:: RECORDS SHOWN

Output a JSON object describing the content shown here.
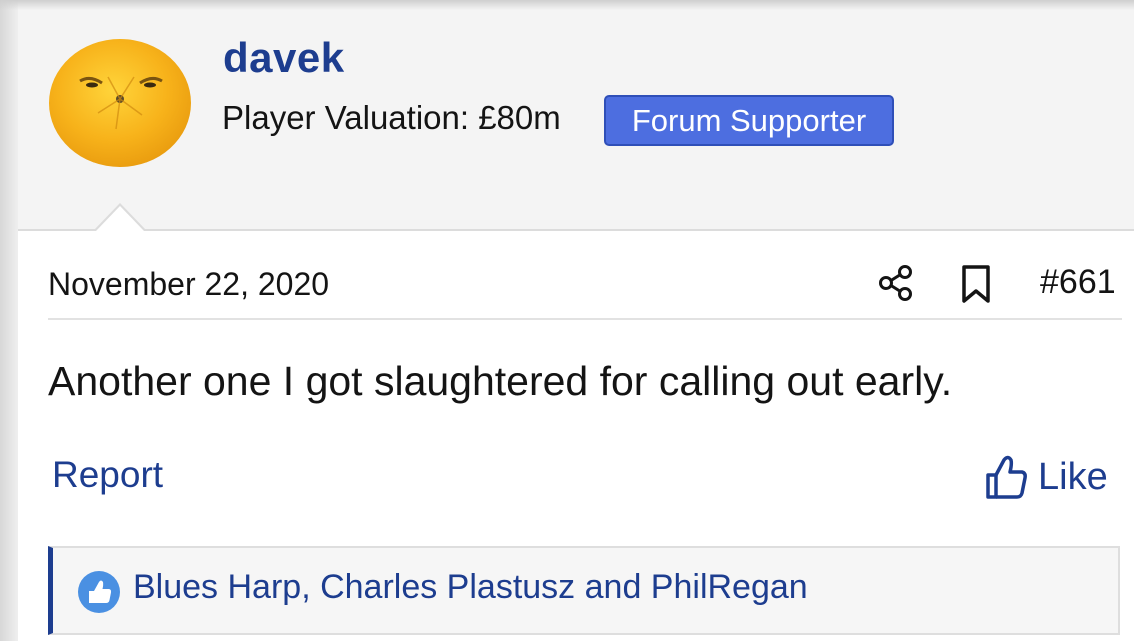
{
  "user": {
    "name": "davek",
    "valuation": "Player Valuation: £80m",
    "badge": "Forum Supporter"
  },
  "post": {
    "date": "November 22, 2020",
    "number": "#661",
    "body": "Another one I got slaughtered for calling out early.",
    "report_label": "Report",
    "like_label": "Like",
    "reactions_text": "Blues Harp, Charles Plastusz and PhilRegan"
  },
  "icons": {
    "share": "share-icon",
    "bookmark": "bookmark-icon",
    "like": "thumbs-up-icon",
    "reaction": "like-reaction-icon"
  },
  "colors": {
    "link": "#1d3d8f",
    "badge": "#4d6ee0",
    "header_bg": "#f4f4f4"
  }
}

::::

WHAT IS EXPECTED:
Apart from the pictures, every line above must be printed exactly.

ANSWER BELOW:
Output a JSON object describing the content shown here.
{
  "user": {
    "name": "davek",
    "valuation": "Player Valuation: £80m",
    "badge": "Forum Supporter"
  },
  "post": {
    "date": "November 22, 2020",
    "number": "#661",
    "body": "Another one I got slaughtered for calling out early.",
    "report_label": "Report",
    "like_label": "Like",
    "reactions_text": "Blues Harp, Charles Plastusz and PhilRegan"
  },
  "icons": {
    "share": "share-icon",
    "bookmark": "bookmark-icon",
    "like": "thumbs-up-icon",
    "reaction": "like-reaction-icon"
  },
  "colors": {
    "link": "#1d3d8f",
    "badge": "#4d6ee0",
    "header_bg": "#f4f4f4"
  }
}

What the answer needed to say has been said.